When it comes to the object case, there’s no rule that “one” is not allowed, but one guide (5) does recommend that you avoid using “one” as an object because it sounds quite bizarre. Even the strictest grammarian who wished to be formal would balk at this sentence: “When the waiter passes out crumpets to one, one should always thank him.” The “to one” part of the sentence certainly does sound strange.

Another problem that may come up when one uses “one” is that one tends to mix pronouns. One would want to avoid a sentence like “While one is reading, he should always wear his glasses.” That used to be more acceptable, but now that society is more sensitive about gender bias, mixing pronouns, especially in the same sentence, is not advisable (6). You should use generic pronouns consistently throughout.

That solution to the gender-bias problem leads to another possible problem. When you’re speaking or writing more than a few sentences that address the average person, you don’t want to overuse the pronoun “you” (or “one” if you are being super-formal). Your sentences will become monotonous if you use the same pronoun two or three times per sentence for paragraph upon paragraph.

You may find yourself wanting to use passive voice in an effort to avoid overusing the same pronoun. For example, instead of writing “You should bring your books back to your desk,” you could get rid of one “you” by writing, “Your books should be brought back to your desk.” That might be a good strategy to use occasionally to add variety, but paragraph upon paragraph of passive writing won't endear you to your audience. It’s best to use active voice most of the time, so if you’re faced with the problem of monotonous generic pronouns, you’ll have to be creative and come up with other ways to vary your sentence structure.

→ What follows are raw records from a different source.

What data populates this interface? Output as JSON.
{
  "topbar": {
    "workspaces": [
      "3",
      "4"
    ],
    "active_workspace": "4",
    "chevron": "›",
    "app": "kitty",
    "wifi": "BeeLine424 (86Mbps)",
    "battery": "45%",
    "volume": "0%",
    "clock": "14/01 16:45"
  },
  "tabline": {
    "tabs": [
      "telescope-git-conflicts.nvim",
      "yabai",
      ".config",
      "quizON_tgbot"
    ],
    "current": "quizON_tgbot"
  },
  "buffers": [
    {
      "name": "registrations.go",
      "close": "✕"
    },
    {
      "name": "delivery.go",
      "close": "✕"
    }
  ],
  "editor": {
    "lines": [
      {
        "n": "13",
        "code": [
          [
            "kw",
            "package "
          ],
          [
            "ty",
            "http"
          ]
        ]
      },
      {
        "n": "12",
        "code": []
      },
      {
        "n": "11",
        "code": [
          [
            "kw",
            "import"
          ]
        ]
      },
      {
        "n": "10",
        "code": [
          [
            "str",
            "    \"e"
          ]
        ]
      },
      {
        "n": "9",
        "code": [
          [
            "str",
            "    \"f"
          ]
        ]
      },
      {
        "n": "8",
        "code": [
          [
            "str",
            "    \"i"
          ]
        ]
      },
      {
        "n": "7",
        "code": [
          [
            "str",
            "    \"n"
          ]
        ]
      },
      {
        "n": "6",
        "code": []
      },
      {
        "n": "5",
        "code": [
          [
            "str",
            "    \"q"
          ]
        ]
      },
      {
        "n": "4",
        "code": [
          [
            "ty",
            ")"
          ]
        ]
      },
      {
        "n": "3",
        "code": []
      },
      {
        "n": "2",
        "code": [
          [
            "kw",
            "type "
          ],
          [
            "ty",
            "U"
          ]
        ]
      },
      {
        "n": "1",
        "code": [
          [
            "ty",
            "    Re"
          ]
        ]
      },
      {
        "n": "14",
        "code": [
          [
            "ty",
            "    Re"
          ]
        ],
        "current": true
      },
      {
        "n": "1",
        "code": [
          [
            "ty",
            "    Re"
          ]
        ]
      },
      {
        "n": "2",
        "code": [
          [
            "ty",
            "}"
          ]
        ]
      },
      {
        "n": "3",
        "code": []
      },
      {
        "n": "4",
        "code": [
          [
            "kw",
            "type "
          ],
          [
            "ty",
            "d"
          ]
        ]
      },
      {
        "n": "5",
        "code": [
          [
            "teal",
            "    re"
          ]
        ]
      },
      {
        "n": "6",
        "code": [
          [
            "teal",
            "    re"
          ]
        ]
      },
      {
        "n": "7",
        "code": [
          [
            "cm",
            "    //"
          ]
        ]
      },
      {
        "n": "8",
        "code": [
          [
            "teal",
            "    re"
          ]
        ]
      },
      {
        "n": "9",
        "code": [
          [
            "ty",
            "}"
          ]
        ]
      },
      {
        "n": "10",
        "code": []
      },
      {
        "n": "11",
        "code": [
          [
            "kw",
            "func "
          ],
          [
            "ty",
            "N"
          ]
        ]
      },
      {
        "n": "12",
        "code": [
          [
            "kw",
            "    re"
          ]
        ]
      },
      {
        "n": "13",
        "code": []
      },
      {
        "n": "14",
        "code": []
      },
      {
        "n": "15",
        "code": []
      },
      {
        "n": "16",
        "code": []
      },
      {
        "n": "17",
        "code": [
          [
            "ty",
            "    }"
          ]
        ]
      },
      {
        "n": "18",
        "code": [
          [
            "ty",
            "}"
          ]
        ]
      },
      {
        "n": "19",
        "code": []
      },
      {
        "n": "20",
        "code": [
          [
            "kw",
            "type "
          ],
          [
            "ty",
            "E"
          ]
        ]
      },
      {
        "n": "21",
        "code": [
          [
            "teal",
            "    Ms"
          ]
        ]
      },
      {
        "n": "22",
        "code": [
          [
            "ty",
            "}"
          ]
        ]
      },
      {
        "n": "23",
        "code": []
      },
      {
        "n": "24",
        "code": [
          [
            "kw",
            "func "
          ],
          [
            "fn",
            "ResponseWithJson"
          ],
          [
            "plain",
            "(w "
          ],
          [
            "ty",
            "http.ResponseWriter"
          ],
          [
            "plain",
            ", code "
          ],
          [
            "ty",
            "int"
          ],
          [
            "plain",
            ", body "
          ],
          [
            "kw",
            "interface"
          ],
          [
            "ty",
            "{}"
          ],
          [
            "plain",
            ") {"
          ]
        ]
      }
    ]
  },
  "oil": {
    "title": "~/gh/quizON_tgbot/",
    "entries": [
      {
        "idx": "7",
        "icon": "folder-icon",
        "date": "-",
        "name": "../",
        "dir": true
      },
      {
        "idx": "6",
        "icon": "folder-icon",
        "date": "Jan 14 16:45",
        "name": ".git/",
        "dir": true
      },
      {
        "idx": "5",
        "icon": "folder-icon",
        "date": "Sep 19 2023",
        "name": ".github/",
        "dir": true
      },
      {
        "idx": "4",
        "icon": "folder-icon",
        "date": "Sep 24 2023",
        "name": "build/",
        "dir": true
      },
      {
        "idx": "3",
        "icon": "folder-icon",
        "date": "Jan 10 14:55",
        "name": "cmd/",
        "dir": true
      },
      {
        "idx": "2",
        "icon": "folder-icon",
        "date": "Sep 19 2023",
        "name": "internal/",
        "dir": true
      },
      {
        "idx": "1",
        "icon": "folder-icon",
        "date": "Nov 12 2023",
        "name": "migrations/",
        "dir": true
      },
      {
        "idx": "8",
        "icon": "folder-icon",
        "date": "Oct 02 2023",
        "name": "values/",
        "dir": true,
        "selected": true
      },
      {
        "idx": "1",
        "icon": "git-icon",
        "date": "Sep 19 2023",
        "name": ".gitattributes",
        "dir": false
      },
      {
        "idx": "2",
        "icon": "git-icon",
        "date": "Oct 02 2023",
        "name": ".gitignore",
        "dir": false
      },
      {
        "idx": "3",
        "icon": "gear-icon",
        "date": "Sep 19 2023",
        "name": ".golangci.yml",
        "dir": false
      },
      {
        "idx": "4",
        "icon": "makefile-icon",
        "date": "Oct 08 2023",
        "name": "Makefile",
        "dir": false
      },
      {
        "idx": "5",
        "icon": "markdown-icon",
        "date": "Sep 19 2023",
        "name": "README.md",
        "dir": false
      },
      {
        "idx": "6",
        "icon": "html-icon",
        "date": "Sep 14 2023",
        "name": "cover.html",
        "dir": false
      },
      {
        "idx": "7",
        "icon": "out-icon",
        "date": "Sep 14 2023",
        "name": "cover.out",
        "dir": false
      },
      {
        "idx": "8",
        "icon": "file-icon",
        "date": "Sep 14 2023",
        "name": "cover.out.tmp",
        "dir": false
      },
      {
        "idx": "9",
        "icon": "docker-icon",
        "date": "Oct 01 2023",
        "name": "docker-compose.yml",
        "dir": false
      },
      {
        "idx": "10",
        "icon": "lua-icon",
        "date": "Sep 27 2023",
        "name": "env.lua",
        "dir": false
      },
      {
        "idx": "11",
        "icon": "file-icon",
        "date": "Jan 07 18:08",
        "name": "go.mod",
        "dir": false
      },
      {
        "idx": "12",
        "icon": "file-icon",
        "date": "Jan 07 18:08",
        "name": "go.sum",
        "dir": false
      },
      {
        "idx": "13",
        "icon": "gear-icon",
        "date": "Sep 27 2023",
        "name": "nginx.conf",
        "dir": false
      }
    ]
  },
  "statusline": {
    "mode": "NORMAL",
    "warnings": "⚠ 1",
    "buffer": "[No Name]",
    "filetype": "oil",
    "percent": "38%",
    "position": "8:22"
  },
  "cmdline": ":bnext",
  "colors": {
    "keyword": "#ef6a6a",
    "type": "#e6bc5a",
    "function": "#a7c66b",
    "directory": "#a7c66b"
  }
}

So, to sum up, although it’s grammatically acceptable to use “one” as a generic pronoun, you’ll probably want to stick with “you” most of the time. You’ll have to be the judge for your particular sentence. Or if I wanted to sound formal, I’d say, one will have to be the judge of that for oneself.

The Curious Case of the Misplaced Modifier

This podcast was written by Bonnie Trenga, author of The Curious Case of the Misplaced Modifier, who blogs at sentencesleuth.blogspot.com, and I'm Mignon Fogarty, the author of the paperback book Grammar Girl's Quick and Dirty Tips for Better Writing.


1. Burchfield, R. W, ed. The New Fowler’s Modern English Usage. Third edition. New York: Oxford, 1996, pp. 550-51.
2. Burchfield, R. W, ed. The New Fowler’s Modern English Usage. Third edition. New York: Oxford, 1996, pp. 550-51.
3. Burchfield, R. W, ed. The New Fowler’s Modern English Usage. Third edition. New York: Oxford, 1996, pp. 550-51.
4. Garner, B. Garner's Modern English Usage. Oxford: Oxford University Press. 2003, p. 571.
5. American Heritage Guide to Contemporary Usage and Style. Boston: Houghton Mifflin Company, 2005, pp. 330-31.
6. Burchfield, R. W, ed. The New Fowler’s Modern English Usage. Third edition. New York: Oxford, 1996, pp. 550-51.

About the Author

Bonnie Mills, Writing for Grammar Girl

Bonnie Mills has been a copyeditor since 1996.